Your instructions
With nothing added or left out, output the listing that follows.

Input data: Begin

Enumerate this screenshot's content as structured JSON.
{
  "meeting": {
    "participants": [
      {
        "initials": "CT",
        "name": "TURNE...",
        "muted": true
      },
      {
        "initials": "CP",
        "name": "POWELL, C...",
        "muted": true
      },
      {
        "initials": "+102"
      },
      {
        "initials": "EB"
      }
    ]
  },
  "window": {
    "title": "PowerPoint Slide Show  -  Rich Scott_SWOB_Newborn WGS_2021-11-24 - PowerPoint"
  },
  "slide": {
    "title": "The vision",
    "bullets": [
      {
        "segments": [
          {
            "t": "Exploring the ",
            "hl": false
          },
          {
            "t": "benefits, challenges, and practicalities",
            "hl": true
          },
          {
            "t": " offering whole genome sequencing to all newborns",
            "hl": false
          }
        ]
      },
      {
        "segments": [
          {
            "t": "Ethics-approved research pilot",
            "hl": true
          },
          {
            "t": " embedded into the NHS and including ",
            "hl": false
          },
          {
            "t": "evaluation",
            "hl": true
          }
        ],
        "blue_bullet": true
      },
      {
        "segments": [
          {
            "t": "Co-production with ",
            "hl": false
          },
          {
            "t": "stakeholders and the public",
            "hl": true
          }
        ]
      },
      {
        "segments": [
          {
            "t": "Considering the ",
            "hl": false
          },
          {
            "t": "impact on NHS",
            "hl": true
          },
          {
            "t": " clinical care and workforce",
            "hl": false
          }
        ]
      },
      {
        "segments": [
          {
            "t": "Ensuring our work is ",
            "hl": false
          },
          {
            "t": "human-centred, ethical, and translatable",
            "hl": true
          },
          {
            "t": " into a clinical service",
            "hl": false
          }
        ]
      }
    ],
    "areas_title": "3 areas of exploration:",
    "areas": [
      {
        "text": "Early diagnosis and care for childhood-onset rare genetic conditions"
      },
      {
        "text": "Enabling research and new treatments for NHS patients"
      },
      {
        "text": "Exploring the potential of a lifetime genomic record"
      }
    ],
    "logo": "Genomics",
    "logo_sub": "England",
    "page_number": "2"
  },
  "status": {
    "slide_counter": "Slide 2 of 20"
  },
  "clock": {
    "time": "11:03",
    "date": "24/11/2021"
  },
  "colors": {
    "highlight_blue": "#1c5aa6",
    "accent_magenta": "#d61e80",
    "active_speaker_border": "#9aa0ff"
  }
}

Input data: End

Task answer
Enumerate this screenshot's content as structured JSON.
{
  "meeting": {
    "participants": [
      {
        "initials": "CT",
        "name": "TURNE...",
        "muted": true
      },
      {
        "initials": "CP",
        "name": "POWELL, C...",
        "muted": true
      },
      {
        "initials": "+102"
      },
      {
        "initials": "EB"
      }
    ]
  },
  "window": {
    "title": "PowerPoint Slide Show  -  Rich Scott_SWOB_Newborn WGS_2021-11-24 - PowerPoint"
  },
  "slide": {
    "title": "The vision",
    "bullets": [
      {
        "segments": [
          {
            "t": "Exploring the ",
            "hl": false
          },
          {
            "t": "benefits, challenges, and practicalities",
            "hl": true
          },
          {
            "t": " offering whole genome sequencing to all newborns",
            "hl": false
          }
        ]
      },
      {
        "segments": [
          {
            "t": "Ethics-approved research pilot",
            "hl": true
          },
          {
            "t": " embedded into the NHS and including ",
            "hl": false
          },
          {
            "t": "evaluation",
            "hl": true
          }
        ],
        "blue_bullet": true
      },
      {
        "segments": [
          {
            "t": "Co-production with ",
            "hl": false
          },
          {
            "t": "stakeholders and the public",
            "hl": true
          }
        ]
      },
      {
        "segments": [
          {
            "t": "Considering the ",
            "hl": false
          },
          {
            "t": "impact on NHS",
            "hl": true
          },
          {
            "t": " clinical care and workforce",
            "hl": false
          }
        ]
      },
      {
        "segments": [
          {
            "t": "Ensuring our work is ",
            "hl": false
          },
          {
            "t": "human-centred, ethical, and translatable",
            "hl": true
          },
          {
            "t": " into a clinical service",
            "hl": false
          }
        ]
      }
    ],
    "areas_title": "3 areas of exploration:",
    "areas": [
      {
        "text": "Early diagnosis and care for childhood-onset rare genetic conditions"
      },
      {
        "text": "Enabling research and new treatments for NHS patients"
      },
      {
        "text": "Exploring the potential of a lifetime genomic record"
      }
    ],
    "logo": "Genomics",
    "logo_sub": "England",
    "page_number": "2"
  },
  "status": {
    "slide_counter": "Slide 2 of 20"
  },
  "clock": {
    "time": "11:03",
    "date": "24/11/2021"
  },
  "colors": {
    "highlight_blue": "#1c5aa6",
    "accent_magenta": "#d61e80",
    "active_speaker_border": "#9aa0ff"
  }
}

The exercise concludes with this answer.